**What you have to do:**
Give back every entry precisely as written, without any of the images.

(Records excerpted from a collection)
━━━━━━━━━━━━━━━━━━━━
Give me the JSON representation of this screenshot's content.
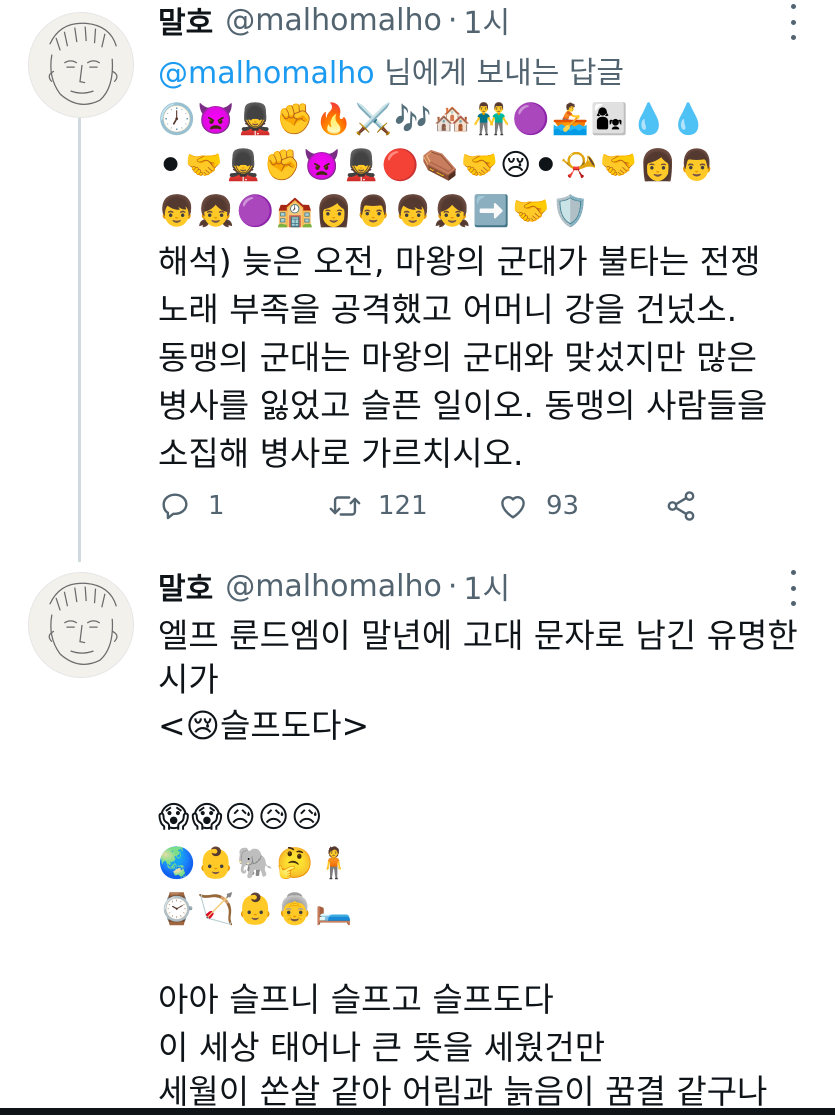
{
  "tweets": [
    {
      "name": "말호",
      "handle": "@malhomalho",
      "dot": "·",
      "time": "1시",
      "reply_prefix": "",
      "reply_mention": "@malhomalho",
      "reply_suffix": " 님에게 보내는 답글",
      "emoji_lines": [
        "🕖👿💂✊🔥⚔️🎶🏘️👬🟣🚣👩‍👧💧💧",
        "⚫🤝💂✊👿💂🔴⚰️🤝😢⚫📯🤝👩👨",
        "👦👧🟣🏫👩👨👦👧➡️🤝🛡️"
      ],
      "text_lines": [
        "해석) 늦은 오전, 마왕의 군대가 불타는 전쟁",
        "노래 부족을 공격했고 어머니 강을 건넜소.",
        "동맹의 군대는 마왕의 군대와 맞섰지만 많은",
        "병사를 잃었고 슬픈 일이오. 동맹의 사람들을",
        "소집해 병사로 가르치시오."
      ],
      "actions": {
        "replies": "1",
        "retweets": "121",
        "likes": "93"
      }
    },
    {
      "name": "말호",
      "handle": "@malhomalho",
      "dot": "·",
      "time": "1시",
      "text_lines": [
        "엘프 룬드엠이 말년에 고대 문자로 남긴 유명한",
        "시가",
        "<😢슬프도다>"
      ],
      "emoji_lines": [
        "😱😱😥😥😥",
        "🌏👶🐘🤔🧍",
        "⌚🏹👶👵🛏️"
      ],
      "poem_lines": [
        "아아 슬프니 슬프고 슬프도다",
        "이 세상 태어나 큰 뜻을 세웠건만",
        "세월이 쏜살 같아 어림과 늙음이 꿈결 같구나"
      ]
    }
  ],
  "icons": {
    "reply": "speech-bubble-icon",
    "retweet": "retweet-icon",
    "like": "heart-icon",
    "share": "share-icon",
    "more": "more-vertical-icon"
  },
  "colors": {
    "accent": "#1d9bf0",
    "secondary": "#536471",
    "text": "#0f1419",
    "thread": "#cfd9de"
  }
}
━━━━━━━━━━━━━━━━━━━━
**Written response:**
Give me the JSON representation of this screenshot's content.
{
  "tweets": [
    {
      "name": "말호",
      "handle": "@malhomalho",
      "dot": "·",
      "time": "1시",
      "reply_prefix": "",
      "reply_mention": "@malhomalho",
      "reply_suffix": " 님에게 보내는 답글",
      "emoji_lines": [
        "🕖👿💂✊🔥⚔️🎶🏘️👬🟣🚣👩‍👧💧💧",
        "⚫🤝💂✊👿💂🔴⚰️🤝😢⚫📯🤝👩👨",
        "👦👧🟣🏫👩👨👦👧➡️🤝🛡️"
      ],
      "text_lines": [
        "해석) 늦은 오전, 마왕의 군대가 불타는 전쟁",
        "노래 부족을 공격했고 어머니 강을 건넜소.",
        "동맹의 군대는 마왕의 군대와 맞섰지만 많은",
        "병사를 잃었고 슬픈 일이오. 동맹의 사람들을",
        "소집해 병사로 가르치시오."
      ],
      "actions": {
        "replies": "1",
        "retweets": "121",
        "likes": "93"
      }
    },
    {
      "name": "말호",
      "handle": "@malhomalho",
      "dot": "·",
      "time": "1시",
      "text_lines": [
        "엘프 룬드엠이 말년에 고대 문자로 남긴 유명한",
        "시가",
        "<😢슬프도다>"
      ],
      "emoji_lines": [
        "😱😱😥😥😥",
        "🌏👶🐘🤔🧍",
        "⌚🏹👶👵🛏️"
      ],
      "poem_lines": [
        "아아 슬프니 슬프고 슬프도다",
        "이 세상 태어나 큰 뜻을 세웠건만",
        "세월이 쏜살 같아 어림과 늙음이 꿈결 같구나"
      ]
    }
  ],
  "icons": {
    "reply": "speech-bubble-icon",
    "retweet": "retweet-icon",
    "like": "heart-icon",
    "share": "share-icon",
    "more": "more-vertical-icon"
  },
  "colors": {
    "accent": "#1d9bf0",
    "secondary": "#536471",
    "text": "#0f1419",
    "thread": "#cfd9de"
  }
}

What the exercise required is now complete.